(WHAT YOU WILL DO): Return the lines below that contain "values".

= = = = = = =

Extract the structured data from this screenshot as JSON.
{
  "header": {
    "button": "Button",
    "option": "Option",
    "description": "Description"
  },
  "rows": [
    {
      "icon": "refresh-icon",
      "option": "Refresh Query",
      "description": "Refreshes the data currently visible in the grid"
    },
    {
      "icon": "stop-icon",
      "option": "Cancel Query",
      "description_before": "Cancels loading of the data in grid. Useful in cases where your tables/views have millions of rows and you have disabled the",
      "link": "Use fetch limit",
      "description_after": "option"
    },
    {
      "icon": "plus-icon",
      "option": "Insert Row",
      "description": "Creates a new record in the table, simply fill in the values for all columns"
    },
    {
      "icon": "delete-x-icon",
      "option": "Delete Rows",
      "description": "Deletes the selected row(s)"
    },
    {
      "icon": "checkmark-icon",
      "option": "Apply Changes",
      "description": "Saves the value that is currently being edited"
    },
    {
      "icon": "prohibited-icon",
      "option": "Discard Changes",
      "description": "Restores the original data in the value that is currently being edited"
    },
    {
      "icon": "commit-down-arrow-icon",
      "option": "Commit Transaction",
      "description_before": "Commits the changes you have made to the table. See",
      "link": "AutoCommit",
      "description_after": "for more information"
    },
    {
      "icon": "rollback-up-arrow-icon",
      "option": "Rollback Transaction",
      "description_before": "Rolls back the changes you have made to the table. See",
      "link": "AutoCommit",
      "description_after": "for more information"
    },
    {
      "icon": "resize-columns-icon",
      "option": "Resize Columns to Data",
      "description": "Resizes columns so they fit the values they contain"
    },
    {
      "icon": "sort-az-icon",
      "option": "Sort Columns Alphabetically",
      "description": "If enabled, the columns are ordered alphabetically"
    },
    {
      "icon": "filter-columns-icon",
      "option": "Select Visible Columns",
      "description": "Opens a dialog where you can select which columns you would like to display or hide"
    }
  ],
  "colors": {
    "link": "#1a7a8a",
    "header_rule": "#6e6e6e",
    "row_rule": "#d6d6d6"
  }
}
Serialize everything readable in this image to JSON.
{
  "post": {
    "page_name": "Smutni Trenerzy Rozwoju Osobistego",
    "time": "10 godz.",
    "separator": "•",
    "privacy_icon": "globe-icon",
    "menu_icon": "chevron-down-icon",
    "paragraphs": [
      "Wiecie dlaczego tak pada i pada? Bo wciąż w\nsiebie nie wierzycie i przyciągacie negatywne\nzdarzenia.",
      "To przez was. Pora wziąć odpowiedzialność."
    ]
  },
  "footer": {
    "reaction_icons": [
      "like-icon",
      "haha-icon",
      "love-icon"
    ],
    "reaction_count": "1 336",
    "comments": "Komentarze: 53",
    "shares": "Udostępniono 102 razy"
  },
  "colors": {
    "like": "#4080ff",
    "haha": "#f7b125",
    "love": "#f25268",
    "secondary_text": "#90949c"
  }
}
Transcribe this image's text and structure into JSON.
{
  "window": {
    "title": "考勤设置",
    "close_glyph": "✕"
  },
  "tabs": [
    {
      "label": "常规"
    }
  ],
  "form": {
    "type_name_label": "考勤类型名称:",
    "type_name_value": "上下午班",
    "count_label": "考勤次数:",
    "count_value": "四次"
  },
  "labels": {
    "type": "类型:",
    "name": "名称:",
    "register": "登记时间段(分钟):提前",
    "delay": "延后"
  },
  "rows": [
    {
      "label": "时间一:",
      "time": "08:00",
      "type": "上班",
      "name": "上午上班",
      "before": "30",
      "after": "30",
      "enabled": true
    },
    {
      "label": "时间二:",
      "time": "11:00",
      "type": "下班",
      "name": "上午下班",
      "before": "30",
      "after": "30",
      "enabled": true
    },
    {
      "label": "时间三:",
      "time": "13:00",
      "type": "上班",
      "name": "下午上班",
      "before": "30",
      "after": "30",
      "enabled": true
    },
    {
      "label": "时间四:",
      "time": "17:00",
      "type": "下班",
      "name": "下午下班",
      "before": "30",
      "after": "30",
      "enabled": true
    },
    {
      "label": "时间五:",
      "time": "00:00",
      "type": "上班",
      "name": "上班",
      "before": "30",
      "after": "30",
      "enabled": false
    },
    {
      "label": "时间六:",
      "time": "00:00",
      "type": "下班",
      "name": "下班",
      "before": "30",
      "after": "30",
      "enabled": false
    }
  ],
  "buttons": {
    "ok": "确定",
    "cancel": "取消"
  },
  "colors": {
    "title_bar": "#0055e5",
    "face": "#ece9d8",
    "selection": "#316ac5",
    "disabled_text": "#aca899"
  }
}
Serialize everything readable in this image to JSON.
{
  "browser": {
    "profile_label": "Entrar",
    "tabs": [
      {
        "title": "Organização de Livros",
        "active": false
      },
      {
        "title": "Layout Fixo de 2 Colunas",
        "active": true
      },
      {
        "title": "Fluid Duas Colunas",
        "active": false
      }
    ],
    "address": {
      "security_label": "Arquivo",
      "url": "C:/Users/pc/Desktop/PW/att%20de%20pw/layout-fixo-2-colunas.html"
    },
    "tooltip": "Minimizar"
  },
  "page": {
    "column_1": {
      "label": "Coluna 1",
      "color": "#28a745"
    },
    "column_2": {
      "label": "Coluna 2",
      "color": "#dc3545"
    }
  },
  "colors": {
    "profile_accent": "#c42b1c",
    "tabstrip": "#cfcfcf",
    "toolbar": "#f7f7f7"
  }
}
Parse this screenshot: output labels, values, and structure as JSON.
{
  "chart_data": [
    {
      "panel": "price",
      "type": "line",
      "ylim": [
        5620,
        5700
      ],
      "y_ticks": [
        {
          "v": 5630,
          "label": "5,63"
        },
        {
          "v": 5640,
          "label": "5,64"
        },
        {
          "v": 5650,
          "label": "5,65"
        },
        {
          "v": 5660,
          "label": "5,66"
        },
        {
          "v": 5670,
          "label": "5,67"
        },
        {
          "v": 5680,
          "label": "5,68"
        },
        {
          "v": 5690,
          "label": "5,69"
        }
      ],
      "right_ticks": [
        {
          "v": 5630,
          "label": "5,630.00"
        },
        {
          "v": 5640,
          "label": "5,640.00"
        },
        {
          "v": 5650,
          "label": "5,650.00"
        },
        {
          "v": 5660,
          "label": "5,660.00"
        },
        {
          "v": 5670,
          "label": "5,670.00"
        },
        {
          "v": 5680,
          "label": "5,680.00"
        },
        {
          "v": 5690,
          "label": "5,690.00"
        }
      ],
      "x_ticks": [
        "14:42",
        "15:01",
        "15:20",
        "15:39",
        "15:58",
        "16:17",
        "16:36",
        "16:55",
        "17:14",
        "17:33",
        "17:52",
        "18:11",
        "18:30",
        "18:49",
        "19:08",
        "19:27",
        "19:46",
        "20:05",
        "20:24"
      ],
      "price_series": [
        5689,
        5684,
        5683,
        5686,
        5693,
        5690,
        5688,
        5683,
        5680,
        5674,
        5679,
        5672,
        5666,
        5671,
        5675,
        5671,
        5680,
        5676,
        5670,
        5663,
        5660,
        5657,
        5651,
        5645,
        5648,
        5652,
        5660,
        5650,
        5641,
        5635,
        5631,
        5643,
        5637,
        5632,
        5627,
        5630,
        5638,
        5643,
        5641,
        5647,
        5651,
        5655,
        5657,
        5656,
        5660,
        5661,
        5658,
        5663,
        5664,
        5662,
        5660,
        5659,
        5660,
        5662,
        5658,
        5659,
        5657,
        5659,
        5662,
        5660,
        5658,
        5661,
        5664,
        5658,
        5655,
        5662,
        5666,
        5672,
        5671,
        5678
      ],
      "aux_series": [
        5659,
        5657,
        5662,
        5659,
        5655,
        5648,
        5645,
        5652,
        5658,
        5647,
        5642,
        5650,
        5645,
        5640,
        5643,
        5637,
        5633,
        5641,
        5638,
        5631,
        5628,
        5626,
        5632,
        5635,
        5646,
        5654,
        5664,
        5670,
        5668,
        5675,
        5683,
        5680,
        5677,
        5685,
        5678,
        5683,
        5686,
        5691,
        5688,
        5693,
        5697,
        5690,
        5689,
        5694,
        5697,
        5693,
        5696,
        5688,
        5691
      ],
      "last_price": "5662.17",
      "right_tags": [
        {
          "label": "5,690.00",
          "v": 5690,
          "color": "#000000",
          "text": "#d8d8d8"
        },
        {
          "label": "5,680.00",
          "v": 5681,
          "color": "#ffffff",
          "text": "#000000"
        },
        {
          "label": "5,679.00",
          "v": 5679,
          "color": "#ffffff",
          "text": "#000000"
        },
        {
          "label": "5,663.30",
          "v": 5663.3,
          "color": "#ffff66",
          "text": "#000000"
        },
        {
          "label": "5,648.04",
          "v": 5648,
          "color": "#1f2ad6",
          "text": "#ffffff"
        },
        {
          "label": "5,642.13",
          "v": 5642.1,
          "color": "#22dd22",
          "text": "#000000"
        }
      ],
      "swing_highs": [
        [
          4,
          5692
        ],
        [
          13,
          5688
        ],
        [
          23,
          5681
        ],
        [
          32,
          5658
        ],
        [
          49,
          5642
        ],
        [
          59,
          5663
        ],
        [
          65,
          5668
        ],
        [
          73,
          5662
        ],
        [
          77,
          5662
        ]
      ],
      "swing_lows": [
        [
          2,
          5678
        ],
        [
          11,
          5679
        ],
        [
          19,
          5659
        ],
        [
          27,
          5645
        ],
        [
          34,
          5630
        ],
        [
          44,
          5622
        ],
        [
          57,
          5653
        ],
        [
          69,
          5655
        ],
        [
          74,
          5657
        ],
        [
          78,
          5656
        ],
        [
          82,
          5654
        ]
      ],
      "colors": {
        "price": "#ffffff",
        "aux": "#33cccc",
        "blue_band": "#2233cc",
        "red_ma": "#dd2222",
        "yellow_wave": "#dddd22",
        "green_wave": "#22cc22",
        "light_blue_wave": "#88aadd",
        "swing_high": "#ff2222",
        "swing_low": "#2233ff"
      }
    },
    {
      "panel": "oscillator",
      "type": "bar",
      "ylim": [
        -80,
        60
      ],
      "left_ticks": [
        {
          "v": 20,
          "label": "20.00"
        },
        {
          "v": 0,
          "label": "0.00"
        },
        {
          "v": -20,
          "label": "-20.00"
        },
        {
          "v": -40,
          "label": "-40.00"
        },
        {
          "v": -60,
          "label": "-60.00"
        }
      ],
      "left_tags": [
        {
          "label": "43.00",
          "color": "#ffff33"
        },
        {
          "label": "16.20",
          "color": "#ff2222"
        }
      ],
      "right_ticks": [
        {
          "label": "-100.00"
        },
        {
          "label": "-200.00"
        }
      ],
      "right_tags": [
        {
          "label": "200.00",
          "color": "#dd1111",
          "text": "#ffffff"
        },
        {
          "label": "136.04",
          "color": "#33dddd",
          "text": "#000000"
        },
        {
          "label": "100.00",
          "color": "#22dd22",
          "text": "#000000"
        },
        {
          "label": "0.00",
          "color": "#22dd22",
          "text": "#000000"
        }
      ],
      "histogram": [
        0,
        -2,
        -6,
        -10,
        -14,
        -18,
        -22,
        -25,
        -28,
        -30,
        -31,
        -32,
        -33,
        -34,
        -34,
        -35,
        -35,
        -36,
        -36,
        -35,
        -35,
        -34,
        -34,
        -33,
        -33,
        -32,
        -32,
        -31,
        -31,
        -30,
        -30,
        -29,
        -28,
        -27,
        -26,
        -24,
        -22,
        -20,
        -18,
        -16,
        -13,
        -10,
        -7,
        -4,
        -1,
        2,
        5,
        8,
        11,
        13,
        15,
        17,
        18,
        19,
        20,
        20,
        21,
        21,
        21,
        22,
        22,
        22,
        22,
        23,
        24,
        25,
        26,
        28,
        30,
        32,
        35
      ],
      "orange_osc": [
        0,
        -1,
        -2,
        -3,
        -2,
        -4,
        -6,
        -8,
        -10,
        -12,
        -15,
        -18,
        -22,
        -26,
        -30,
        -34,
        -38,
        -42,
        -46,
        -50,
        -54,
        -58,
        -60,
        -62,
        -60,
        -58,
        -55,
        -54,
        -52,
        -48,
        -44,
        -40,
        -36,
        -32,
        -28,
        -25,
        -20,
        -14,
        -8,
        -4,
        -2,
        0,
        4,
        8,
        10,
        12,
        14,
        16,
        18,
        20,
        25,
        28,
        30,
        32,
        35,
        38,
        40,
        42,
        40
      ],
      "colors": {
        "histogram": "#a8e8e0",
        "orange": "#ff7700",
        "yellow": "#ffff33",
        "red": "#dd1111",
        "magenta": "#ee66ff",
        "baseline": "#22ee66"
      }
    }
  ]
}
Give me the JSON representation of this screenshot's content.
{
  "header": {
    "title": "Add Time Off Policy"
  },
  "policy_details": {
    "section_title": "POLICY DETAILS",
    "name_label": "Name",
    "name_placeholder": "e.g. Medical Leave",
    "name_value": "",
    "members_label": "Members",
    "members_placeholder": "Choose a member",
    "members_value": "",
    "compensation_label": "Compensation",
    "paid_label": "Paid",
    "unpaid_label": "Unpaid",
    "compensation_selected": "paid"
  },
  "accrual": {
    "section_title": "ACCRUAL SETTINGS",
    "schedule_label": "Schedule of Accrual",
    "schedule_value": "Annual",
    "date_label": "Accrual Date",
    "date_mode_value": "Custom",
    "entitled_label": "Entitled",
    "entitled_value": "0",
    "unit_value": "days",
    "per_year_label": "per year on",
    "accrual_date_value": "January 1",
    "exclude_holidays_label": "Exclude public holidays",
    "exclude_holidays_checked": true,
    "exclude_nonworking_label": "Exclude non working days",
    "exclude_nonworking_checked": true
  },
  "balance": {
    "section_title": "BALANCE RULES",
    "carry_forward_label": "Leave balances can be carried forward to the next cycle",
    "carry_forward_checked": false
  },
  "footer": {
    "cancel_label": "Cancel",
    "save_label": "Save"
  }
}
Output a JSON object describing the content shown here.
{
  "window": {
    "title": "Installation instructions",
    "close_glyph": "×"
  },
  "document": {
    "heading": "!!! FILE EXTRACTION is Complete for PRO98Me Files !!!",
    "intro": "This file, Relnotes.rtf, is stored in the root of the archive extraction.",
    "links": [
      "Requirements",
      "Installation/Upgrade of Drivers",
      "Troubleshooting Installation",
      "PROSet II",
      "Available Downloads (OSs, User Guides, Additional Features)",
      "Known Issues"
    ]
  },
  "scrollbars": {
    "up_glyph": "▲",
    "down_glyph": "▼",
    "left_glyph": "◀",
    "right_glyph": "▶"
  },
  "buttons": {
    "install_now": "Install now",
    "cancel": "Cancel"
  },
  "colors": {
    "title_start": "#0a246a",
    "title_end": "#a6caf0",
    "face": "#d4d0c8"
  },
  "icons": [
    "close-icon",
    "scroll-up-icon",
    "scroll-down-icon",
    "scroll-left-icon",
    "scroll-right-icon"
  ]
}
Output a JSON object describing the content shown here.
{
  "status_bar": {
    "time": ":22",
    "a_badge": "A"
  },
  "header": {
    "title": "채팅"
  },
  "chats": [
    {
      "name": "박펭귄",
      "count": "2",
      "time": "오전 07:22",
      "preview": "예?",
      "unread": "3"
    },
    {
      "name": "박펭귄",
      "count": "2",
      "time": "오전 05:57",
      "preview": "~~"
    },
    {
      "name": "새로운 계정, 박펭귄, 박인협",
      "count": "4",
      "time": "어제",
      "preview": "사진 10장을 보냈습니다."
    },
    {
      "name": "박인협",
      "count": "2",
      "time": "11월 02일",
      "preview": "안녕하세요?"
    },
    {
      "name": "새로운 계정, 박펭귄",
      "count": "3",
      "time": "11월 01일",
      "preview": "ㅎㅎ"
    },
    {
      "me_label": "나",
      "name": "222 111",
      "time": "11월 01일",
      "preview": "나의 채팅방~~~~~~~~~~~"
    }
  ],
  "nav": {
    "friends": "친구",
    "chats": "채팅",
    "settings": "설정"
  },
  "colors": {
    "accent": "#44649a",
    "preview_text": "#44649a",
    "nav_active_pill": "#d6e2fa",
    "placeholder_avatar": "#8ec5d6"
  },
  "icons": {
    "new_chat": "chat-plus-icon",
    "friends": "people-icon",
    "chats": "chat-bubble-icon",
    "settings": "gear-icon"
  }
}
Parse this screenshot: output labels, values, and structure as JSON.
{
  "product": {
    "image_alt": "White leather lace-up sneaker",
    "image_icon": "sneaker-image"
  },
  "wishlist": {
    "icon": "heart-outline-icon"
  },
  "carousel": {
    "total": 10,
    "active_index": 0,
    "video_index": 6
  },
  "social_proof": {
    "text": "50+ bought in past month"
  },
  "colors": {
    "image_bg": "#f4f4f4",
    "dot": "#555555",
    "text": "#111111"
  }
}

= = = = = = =

(RESPONSE AREA):
      "description": "Creates a new record in the table, simply fill in the values for all columns"
      "description": "Resizes columns so they fit the values they contain"
Parse this screenshot: output labels, values, and structure as JSON.
Parse this screenshot: output labels, values, and structure as JSON.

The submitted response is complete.